Economics at your fingertips  
 

The Proletarianization of the Professoriate and the Threat to Free Expression, Creativity, and Economic Dynamism

Jon Wisman () and Quentin Duroy

Journal of Economic Issues, 2020, vol. 54, issue 3, 876-894

Abstract: Over the past four decades, forces have been set in motion that are proletarianizing professors—reducing their control over their workplaces. This has been in part propelled by a resurgence of laissez-faire doctrine that has legitimated public policies which have fueled soaring inequality. This article addresses the threat to freedom and economic dynamism posed by the debasement of professors by examining six forces that are driving the proletarianization of the professoriate: the replacement of tenured with contingent faculty, an expansion of for-profit colleges and universities, the rise of online education, the introduction of annual evaluations and merit pay, the development of outcomes assessment, and the increased reliance on external research funding. The essay then surveys how laissez-faire doctrine and rising inequality have led to cuts in government funding for higher education, have placed an increased emphasis on providing student consumers with vocational training as opposed to a liberal education, and have reshaped higher education through the introduction of corporate values within universities’ systems of governance. The article concludes with reflections on the evolution of the status of professors in higher education as a symptom of the betrayed promises for personal and social life held forth by economic abundance following WWII.

Date: 2020
References: Add references at CitEc
Citations: Track citations by RSS feed

Downloads: (external link)
http://hdl.handle.net/10.1080/00213624.2020.1791651 (text/html)
Access to full text is restricted to subscribers.

Related works:
Working Paper: The Proletarianization of the Professoriate and the Threat to Free Expression, Creativity, and Economic Dynamism (2020) Downloads
This item may be available elsewhere in EconPapers: Search for items with the same title.

Export reference: BibTeX RIS (EndNote, ProCite, RefMan) HTML/Text

Persistent link: https://EconPapers.repec.org/RePEc:mes:jeciss:v:54:y:2020:i:3:p:876-894

Ordering information: This journal article can be ordered from
http://www.tandfonline.com/pricing/journal/MJEI20

DOI: 10.1080/00213624.2020.1791651

Access Statistics for this article

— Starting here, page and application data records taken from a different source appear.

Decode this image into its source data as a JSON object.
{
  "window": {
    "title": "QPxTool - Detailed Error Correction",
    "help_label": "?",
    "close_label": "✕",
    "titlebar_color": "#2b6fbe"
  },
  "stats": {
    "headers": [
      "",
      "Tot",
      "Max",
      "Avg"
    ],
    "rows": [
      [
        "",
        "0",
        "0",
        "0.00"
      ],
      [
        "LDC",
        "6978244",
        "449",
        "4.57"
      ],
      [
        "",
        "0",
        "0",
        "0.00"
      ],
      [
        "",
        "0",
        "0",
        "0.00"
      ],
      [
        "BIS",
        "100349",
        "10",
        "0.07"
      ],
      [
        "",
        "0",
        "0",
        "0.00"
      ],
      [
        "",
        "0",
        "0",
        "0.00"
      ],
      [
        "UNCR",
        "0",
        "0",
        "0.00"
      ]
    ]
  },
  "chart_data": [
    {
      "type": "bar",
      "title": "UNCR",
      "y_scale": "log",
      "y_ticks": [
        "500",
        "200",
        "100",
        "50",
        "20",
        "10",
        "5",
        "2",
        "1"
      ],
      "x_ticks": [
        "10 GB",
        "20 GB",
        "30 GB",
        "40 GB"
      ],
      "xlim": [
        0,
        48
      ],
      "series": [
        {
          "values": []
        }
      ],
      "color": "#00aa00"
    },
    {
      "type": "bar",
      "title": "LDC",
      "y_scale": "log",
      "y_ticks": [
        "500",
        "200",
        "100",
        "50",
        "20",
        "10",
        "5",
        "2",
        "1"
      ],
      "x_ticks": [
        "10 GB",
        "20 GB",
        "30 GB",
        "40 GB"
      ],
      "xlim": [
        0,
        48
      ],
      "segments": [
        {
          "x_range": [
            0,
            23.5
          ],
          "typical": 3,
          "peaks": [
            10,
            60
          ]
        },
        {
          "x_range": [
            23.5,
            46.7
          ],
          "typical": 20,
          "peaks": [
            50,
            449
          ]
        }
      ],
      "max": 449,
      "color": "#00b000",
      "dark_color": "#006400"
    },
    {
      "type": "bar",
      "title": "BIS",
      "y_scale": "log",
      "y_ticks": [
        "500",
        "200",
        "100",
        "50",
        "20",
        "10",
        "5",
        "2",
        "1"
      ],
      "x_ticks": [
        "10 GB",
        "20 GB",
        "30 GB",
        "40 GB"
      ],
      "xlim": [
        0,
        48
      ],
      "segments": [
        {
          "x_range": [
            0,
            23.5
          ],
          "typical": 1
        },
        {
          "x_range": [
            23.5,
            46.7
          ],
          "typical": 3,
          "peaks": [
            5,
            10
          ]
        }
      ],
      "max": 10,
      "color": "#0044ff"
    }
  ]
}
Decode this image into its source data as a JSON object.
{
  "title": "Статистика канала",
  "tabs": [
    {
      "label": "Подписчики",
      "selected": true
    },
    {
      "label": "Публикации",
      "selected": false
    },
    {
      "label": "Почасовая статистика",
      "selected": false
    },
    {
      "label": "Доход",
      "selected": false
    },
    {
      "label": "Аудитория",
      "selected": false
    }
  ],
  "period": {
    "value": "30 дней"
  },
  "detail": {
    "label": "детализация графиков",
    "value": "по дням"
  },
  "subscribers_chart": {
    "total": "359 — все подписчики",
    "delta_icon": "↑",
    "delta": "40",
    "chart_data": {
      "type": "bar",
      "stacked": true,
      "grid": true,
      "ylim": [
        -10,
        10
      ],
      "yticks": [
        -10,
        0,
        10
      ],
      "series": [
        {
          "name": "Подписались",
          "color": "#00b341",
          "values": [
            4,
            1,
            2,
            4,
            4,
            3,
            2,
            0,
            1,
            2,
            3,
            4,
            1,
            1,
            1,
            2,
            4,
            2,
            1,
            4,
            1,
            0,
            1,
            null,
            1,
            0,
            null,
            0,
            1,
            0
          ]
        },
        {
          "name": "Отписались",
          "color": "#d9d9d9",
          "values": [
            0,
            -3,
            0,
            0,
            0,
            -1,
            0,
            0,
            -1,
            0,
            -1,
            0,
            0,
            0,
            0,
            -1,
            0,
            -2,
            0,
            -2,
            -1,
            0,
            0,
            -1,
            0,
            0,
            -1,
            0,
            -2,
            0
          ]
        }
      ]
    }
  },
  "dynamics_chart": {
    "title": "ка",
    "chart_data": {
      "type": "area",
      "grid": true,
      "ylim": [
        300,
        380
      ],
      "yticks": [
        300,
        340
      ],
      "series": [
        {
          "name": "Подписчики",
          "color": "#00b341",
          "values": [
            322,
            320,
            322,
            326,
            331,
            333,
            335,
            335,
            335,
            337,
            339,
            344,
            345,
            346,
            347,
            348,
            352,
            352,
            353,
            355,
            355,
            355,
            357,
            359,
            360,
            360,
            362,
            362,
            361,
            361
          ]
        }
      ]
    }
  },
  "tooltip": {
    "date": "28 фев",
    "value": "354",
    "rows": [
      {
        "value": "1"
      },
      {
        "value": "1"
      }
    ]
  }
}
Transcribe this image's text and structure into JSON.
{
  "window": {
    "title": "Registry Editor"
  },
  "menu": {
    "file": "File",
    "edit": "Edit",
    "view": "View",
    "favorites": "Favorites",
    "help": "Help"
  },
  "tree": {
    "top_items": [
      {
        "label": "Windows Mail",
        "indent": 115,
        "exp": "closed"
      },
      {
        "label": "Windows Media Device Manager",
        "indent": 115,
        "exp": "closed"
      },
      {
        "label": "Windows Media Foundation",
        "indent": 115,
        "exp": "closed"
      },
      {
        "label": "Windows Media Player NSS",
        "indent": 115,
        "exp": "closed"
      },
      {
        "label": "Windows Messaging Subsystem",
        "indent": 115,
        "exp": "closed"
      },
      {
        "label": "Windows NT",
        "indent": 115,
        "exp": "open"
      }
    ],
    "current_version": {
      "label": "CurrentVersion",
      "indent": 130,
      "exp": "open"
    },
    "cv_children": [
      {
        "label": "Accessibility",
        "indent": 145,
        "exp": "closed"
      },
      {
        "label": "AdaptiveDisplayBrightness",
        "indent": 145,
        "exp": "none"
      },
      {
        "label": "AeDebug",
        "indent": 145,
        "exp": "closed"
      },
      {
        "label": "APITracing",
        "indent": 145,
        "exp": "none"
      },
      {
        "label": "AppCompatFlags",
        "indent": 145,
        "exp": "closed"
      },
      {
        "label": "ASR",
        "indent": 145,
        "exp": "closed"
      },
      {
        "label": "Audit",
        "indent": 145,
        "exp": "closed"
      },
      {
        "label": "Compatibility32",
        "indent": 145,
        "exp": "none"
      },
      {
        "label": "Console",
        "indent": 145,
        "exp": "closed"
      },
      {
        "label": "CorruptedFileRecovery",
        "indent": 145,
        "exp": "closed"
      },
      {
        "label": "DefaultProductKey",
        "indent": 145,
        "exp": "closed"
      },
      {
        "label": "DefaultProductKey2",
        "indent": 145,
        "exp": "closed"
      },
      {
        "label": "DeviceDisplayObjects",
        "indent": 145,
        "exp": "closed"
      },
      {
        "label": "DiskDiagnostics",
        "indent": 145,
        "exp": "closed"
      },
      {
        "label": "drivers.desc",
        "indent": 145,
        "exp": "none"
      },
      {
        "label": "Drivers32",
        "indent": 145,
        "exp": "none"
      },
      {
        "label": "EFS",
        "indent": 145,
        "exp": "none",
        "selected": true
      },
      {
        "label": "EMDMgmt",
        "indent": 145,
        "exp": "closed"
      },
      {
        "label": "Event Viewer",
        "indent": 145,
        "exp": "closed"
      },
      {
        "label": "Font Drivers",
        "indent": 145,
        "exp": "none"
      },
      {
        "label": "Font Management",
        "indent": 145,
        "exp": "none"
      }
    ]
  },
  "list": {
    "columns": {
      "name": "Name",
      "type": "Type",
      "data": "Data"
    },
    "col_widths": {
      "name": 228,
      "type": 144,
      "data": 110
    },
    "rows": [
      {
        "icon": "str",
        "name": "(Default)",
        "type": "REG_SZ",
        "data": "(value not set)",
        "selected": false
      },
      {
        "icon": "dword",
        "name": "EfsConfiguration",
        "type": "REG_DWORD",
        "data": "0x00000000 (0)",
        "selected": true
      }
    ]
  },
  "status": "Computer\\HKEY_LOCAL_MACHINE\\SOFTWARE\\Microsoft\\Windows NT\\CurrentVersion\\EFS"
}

More articles in Journal of Economic Issues from Taylor & Francis Journals
Bibliographic data for series maintained by Chris Longhurst ().

 
Page updated 2021-06-19
Handle: RePEc:mes:jeciss:v:54:y:2020:i:3:p:876-894